The good news is that employers can, in fact, do plenty to improve their chances of finding the right talent. A good place to start is by not getting bogged down by the challenges presented by the labor shortage. Be proactive with your recruiting, hiring, and workforce management strategies to help combat the issue.
Here are 6 ways construction firms and builders can ease their labor shortage pain:
1. Develop a safety culture. Creating a true safety culture is a great way to fight the problem of accidents with inexperienced workers. And, perhaps more importantly, companies with a culture of safety and a reputation for taking care of their own are more attractive to skilled workers who are shopping around for the best jobs.
2. Make sure you carefully screen applicants. Replacing employees is difficult and expensive. The interview process should not only look for the abilities in candidates, but also for their attitude, aptitude, and adaptability.
3. Improve training and promote knowledge transfer. Regular training is a necessity for your workforce to keep their skills up-to-date and for the assimilation of new workers. It is also important to encourage the transfer of skills and knowledge from your veterans to your new employees. Put them in teams to provide mentor opportunities. Both groups can learn a lot from each other.

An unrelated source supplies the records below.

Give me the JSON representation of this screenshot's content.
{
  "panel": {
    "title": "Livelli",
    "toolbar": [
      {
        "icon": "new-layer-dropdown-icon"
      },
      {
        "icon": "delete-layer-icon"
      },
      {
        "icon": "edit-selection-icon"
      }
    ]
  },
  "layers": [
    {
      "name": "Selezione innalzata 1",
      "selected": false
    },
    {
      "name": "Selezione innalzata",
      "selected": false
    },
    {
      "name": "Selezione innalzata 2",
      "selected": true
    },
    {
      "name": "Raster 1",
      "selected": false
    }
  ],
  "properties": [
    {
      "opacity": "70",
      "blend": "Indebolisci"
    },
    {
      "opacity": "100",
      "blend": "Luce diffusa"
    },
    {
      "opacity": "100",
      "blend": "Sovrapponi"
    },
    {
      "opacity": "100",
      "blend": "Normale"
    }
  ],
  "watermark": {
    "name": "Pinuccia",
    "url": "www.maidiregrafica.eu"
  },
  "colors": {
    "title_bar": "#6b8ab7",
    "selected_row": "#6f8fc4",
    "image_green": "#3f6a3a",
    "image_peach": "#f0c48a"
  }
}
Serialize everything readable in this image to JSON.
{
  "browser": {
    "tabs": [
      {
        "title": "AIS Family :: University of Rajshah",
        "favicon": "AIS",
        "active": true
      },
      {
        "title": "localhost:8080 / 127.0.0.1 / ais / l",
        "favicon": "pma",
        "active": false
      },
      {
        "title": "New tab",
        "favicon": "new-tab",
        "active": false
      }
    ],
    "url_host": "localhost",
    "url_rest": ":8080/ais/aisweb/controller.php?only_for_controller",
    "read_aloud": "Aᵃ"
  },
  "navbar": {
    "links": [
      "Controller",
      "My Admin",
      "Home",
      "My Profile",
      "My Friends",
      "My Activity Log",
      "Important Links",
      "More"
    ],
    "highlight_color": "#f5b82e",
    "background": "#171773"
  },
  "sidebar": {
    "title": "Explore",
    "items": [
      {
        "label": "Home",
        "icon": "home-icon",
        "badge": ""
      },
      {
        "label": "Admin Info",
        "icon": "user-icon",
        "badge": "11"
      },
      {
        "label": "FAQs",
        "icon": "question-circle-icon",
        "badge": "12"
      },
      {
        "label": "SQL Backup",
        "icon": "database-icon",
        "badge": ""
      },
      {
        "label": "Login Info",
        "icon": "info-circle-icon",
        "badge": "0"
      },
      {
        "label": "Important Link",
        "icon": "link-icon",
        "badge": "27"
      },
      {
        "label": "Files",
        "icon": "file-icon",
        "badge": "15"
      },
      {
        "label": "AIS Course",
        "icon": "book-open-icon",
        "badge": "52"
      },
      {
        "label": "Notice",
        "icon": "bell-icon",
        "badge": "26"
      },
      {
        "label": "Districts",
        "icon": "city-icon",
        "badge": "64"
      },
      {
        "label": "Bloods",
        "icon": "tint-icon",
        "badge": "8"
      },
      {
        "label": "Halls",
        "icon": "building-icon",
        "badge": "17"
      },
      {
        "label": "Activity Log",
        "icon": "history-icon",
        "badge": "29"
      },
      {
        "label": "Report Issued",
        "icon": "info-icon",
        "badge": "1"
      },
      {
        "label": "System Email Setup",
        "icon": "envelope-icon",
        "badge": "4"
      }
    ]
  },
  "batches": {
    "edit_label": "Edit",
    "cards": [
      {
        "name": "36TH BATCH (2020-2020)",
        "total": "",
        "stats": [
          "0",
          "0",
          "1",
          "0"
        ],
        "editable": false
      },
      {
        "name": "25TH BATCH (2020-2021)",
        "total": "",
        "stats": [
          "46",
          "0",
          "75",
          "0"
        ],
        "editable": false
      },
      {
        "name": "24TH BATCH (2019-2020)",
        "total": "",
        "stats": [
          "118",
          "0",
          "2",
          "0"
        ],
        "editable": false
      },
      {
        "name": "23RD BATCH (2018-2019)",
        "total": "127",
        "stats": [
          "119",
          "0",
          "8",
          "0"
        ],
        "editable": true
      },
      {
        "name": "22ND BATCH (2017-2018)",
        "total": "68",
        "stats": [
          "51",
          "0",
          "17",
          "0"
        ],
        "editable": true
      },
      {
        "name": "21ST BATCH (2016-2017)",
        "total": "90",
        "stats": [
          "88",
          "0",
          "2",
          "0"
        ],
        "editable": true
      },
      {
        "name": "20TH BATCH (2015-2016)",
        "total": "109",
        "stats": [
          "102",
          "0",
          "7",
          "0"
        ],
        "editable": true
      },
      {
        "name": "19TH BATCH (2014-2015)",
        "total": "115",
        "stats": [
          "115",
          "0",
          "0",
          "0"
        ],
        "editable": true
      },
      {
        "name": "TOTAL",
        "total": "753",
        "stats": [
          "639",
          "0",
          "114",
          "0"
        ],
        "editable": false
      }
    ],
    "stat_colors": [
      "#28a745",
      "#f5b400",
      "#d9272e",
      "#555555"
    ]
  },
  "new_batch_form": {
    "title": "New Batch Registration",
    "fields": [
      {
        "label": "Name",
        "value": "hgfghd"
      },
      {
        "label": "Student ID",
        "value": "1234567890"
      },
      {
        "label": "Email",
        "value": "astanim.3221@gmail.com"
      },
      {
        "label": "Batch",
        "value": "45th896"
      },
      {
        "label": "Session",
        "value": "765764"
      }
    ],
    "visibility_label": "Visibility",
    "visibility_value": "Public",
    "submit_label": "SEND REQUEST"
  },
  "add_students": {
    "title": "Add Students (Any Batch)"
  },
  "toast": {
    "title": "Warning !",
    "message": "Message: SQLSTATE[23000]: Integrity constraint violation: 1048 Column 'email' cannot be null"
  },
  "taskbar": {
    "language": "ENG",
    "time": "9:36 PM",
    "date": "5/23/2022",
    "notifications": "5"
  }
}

4. Support efforts to increase career and technical education. This could mean getting involved with national organizations pushing for increased vocational education, or even reaching out to a local vocational school.
5. What about those oil workers? Things have, in fact, changed in our oilfields, where drillers have begun to lay off workers who are highly trained in some of the same skills needed on construction sites. Aggressively recruit those qualified workers, who won’t be out of work for long, given that your competitors are hoping to beat you to them.
6. Boost pay and benefits. When there’s stiff competition among builders for crews as well as contracts, the employer with the best perks and pay is likely to win at recruiting.
Apprentice Personnel provides temporary, temporary-to-hire, direct placement and payroll services for the construction and building trades.